What you have to do
Whenever a line contains the string "Документы", copy it out of the entries.

Items from an interface collection
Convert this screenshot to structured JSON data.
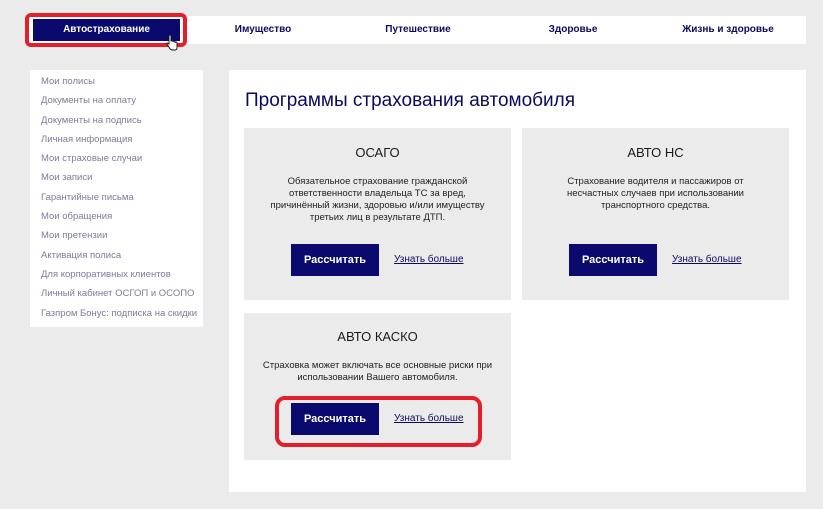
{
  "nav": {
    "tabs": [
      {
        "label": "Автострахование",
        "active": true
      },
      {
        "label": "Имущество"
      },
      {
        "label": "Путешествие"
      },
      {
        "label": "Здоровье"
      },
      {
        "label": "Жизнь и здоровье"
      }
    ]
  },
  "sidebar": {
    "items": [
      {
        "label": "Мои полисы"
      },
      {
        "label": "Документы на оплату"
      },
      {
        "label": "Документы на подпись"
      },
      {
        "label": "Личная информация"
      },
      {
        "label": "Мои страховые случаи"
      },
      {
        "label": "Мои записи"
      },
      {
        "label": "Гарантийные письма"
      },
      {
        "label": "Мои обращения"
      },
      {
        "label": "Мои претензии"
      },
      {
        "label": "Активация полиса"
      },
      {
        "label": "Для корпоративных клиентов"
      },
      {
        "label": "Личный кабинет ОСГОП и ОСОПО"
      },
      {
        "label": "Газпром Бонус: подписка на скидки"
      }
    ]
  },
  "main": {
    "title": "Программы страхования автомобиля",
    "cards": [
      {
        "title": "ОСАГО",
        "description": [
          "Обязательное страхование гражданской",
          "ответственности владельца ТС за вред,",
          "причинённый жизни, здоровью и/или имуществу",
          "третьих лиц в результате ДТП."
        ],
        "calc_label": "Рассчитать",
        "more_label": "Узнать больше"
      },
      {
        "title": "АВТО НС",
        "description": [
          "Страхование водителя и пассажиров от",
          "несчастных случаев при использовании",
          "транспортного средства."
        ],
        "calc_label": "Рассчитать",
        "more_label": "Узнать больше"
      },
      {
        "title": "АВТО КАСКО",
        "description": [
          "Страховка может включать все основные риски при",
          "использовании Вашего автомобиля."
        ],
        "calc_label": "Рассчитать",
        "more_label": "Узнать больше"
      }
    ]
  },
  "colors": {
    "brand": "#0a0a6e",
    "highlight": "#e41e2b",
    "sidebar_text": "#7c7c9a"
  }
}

Solution to this task
        "label": "Документы на оплату"
        "label": "Документы на подпись"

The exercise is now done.